Extreme FSB: Taking the E6750 Beyond 4 GHz

Performance Summary

Benchmarks proved the differences between boards, with each taking its own wins. A few averages can help to determine the effectiveness of our 56% CPU overclock. The following performance differences are relative to the lowest-scoring original speed.

An approximate 26% increase in overall gaming performance for the top three boards might not seem so huge given the large increase in CPU clock speed, but we didn't even touch the graphics card's clock settings. Call of Duty 2 was especially graphics bound, which makes the gains in F.E.A.R. and Quake 4 appear all the more impressive.

By not relying on graphics power, applications become a more useful measure of CPU performance.

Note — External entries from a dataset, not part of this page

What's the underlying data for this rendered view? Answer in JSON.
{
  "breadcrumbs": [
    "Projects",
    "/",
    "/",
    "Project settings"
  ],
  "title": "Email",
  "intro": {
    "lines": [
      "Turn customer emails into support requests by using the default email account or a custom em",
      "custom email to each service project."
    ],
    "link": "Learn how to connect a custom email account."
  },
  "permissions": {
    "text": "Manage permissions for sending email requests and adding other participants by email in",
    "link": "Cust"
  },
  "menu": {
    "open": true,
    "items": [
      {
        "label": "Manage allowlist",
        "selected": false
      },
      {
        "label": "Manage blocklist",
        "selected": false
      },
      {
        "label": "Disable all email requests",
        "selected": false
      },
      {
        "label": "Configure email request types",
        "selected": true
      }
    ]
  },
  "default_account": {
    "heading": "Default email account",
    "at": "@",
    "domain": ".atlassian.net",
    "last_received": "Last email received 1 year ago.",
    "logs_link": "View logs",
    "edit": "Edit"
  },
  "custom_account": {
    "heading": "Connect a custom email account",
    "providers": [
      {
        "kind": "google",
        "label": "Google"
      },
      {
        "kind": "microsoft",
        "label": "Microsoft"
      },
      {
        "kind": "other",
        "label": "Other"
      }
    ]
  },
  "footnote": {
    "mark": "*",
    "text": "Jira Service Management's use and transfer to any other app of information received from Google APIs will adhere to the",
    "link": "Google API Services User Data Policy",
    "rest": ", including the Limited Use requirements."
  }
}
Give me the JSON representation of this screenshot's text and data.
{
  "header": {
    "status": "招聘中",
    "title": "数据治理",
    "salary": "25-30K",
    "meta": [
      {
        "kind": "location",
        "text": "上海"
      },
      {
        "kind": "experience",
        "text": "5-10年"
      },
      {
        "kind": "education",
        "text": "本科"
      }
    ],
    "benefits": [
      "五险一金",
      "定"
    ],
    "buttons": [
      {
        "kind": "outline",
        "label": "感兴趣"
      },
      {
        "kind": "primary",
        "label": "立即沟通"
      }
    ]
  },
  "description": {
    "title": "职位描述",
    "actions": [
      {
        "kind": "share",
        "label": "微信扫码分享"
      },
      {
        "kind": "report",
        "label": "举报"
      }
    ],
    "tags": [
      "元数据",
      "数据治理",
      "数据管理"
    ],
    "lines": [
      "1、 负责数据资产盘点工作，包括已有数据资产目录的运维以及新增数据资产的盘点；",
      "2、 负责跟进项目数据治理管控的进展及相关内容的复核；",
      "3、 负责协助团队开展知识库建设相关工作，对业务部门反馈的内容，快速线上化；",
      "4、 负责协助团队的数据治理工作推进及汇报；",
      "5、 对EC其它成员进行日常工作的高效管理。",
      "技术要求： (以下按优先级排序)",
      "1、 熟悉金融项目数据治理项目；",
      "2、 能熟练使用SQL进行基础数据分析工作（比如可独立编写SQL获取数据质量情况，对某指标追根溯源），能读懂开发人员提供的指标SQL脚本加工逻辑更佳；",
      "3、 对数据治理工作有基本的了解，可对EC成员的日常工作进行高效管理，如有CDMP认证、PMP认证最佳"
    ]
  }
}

How did they do?

An average performance increase of around 51% for the top three boards is very close to the CPU overclock percentage.

Several synthetic benchmarks included memory tests, which could further enhance our overclocked "performance rating".

Gigabyte's P35T-DQ6 comes very close to its 56% overclock with a 55% performance gain, while Asus' P5K Premium shows just how little we need DDR3 memory at this stage of CPU development.

Combining performance gains across all categories will provide the most realistic estimate of how much faster each system "feels".

The two boards that overclocked "properly" to the same max CPU speed gained over 44% in average performance. Gigabyte's top overclocked performance is even more impressive when one considers that the board started out in last place at stock speed. The results here show not just how much one stands to gain from overclocking, but how overclocking can put a whole new perspective on which board offers the "best performance" - even when several boards reach the same maximum CPU speed.

Thomas Soderstrom
Thomas Soderstrom is a Senior Staff Editor at Tom's Hardware US. He tests and reviews cases, cooling, memory and motherboards.